Match the string "fuel" against each line below, and copy every line that matches.

[Excerpts from an interface dataset]
══════════

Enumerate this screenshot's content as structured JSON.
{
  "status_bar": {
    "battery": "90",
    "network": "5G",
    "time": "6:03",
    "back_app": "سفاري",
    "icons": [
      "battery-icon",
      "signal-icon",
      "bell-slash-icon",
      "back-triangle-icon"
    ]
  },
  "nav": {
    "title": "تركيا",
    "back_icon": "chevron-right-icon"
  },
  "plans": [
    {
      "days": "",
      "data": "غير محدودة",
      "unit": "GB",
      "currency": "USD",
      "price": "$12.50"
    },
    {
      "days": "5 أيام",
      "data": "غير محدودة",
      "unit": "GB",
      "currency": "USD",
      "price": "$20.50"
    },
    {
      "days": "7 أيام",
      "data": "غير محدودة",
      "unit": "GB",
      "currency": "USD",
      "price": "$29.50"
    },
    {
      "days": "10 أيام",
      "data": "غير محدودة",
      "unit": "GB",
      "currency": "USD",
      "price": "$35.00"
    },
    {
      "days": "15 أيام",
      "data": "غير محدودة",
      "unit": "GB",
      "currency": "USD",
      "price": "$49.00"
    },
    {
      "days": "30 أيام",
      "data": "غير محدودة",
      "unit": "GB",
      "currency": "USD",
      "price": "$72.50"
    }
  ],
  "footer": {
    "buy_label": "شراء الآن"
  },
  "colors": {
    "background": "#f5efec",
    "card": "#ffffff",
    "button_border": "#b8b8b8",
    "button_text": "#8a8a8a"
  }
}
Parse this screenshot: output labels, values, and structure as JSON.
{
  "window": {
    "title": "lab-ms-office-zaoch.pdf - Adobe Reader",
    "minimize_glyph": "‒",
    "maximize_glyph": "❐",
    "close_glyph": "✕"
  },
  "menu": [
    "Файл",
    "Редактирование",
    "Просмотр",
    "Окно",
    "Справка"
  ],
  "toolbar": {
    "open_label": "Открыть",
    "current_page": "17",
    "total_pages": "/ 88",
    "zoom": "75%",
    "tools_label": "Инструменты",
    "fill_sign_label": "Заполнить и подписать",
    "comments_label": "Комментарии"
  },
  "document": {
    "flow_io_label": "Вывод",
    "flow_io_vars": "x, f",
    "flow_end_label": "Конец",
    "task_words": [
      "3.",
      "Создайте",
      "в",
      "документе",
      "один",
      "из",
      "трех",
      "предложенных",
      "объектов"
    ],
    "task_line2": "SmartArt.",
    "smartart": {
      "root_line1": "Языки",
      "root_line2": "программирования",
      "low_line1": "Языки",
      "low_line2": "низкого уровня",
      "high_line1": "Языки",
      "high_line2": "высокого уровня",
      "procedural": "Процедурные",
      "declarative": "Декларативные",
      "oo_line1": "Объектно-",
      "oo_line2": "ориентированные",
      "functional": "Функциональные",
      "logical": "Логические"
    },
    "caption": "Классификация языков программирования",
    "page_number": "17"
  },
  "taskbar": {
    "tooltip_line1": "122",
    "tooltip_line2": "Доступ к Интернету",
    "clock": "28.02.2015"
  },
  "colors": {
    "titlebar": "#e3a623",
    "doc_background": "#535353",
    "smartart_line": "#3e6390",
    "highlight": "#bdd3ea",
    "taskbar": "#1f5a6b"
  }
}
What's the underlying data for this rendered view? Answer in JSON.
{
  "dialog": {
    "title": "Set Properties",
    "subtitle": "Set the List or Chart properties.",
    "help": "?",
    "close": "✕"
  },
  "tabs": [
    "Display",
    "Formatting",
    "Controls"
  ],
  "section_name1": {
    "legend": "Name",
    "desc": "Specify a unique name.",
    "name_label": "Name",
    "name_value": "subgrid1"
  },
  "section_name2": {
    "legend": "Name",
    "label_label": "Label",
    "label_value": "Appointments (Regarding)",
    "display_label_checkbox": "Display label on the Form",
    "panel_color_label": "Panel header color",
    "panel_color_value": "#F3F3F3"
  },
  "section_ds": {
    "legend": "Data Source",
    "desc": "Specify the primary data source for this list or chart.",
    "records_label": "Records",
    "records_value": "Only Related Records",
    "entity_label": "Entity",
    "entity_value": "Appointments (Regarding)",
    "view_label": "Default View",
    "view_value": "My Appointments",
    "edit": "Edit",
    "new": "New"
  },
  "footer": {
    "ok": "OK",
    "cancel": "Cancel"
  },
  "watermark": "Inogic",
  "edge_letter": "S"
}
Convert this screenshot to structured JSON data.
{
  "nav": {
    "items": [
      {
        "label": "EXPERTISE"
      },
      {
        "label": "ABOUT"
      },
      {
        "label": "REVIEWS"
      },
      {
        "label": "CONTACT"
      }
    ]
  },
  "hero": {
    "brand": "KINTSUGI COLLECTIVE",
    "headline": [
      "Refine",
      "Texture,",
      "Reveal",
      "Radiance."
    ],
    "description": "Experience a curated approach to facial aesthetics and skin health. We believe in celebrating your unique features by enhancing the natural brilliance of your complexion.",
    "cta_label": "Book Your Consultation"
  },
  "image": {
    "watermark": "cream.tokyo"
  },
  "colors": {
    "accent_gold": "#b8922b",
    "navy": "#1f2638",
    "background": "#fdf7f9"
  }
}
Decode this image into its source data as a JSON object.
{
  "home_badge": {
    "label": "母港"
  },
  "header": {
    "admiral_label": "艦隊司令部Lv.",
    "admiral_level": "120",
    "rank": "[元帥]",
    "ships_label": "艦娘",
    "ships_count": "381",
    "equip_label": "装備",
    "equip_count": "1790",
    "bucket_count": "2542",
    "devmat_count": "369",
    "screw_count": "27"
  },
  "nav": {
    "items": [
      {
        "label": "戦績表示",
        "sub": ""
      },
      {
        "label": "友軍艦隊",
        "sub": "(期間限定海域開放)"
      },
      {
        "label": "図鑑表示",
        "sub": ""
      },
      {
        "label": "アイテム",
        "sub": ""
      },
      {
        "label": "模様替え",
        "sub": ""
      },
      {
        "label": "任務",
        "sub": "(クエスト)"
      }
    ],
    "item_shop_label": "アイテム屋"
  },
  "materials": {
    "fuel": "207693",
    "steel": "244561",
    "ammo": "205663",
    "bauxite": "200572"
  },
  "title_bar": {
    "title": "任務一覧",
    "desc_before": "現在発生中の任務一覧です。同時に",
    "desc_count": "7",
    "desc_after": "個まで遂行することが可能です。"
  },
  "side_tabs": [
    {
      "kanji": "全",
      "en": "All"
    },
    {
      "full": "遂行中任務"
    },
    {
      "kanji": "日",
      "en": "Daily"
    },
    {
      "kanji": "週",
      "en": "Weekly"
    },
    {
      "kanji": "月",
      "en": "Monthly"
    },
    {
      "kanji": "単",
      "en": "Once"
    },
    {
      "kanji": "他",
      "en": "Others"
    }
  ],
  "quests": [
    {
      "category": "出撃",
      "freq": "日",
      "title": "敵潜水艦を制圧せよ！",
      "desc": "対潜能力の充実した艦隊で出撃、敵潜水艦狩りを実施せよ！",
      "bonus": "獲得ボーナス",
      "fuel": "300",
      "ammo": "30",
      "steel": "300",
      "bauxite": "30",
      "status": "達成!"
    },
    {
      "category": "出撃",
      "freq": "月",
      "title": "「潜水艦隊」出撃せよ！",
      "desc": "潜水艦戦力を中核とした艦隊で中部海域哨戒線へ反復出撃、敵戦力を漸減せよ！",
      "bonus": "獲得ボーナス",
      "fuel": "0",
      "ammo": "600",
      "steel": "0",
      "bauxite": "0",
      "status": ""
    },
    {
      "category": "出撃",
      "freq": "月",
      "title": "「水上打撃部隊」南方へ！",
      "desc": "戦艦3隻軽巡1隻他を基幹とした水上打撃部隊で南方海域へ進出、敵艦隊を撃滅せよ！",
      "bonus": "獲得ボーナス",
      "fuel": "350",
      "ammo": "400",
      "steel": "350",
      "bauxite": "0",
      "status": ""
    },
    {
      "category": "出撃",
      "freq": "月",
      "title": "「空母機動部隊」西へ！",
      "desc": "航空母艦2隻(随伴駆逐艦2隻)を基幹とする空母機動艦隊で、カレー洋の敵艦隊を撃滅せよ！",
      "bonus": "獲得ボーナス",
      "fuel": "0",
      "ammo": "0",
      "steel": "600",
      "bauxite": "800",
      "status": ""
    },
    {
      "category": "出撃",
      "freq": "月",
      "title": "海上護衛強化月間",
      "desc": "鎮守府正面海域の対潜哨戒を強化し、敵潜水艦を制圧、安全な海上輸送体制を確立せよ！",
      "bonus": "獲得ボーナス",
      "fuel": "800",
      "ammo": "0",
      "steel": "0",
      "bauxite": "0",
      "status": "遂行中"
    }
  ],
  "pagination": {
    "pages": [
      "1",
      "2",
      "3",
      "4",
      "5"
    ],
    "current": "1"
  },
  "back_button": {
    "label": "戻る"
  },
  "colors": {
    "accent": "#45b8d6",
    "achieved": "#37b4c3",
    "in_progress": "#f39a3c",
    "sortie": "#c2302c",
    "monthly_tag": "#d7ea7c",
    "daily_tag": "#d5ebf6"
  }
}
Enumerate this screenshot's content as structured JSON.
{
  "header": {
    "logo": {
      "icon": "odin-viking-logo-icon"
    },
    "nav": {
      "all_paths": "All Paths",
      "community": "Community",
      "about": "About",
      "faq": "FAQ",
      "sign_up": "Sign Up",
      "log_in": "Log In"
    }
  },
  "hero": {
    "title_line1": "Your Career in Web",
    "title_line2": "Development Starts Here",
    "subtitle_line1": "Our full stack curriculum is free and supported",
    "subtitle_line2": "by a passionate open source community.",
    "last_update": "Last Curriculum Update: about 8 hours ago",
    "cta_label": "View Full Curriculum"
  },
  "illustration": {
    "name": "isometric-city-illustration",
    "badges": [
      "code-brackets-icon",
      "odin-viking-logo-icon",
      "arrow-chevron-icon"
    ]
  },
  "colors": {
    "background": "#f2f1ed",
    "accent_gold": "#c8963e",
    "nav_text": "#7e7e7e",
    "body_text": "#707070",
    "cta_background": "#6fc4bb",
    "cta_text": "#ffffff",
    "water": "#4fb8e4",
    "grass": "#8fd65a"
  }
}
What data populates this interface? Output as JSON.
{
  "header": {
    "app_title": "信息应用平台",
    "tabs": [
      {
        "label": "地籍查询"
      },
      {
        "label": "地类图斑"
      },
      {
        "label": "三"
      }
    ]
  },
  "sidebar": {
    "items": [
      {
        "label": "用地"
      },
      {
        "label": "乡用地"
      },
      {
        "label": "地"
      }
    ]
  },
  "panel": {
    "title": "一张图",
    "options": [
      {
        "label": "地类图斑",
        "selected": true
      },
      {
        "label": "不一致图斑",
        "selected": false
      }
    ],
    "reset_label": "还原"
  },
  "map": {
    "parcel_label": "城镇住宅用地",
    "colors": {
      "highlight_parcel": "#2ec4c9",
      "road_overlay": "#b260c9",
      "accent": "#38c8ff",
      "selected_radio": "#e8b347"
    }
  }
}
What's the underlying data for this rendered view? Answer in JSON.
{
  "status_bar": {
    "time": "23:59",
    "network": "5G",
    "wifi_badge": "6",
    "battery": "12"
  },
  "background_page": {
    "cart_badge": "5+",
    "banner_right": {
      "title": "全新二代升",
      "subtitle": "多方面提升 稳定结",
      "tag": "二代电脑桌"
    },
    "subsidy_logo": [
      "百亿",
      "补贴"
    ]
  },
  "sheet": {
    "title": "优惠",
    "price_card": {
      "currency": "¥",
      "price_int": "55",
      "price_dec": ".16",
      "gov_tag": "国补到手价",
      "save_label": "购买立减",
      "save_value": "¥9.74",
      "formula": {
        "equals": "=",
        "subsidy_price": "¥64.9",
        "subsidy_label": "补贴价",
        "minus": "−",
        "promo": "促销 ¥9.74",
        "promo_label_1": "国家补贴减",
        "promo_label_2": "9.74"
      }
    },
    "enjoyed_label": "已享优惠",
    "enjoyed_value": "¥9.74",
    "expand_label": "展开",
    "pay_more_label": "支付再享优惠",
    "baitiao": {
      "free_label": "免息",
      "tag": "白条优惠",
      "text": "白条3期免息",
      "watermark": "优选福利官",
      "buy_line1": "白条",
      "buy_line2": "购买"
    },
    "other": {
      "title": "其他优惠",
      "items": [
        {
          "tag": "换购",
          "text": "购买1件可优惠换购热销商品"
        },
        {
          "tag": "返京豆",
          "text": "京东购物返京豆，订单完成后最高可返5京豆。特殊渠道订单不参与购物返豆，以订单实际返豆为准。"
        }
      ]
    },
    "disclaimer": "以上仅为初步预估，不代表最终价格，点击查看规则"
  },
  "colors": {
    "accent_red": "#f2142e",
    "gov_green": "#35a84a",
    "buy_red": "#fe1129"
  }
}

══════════

● **YOUR SOLUTION**
    "fuel": "207693",
      "fuel": "300",
      "fuel": "0",
      "fuel": "350",
      "fuel": "0",
      "fuel": "800",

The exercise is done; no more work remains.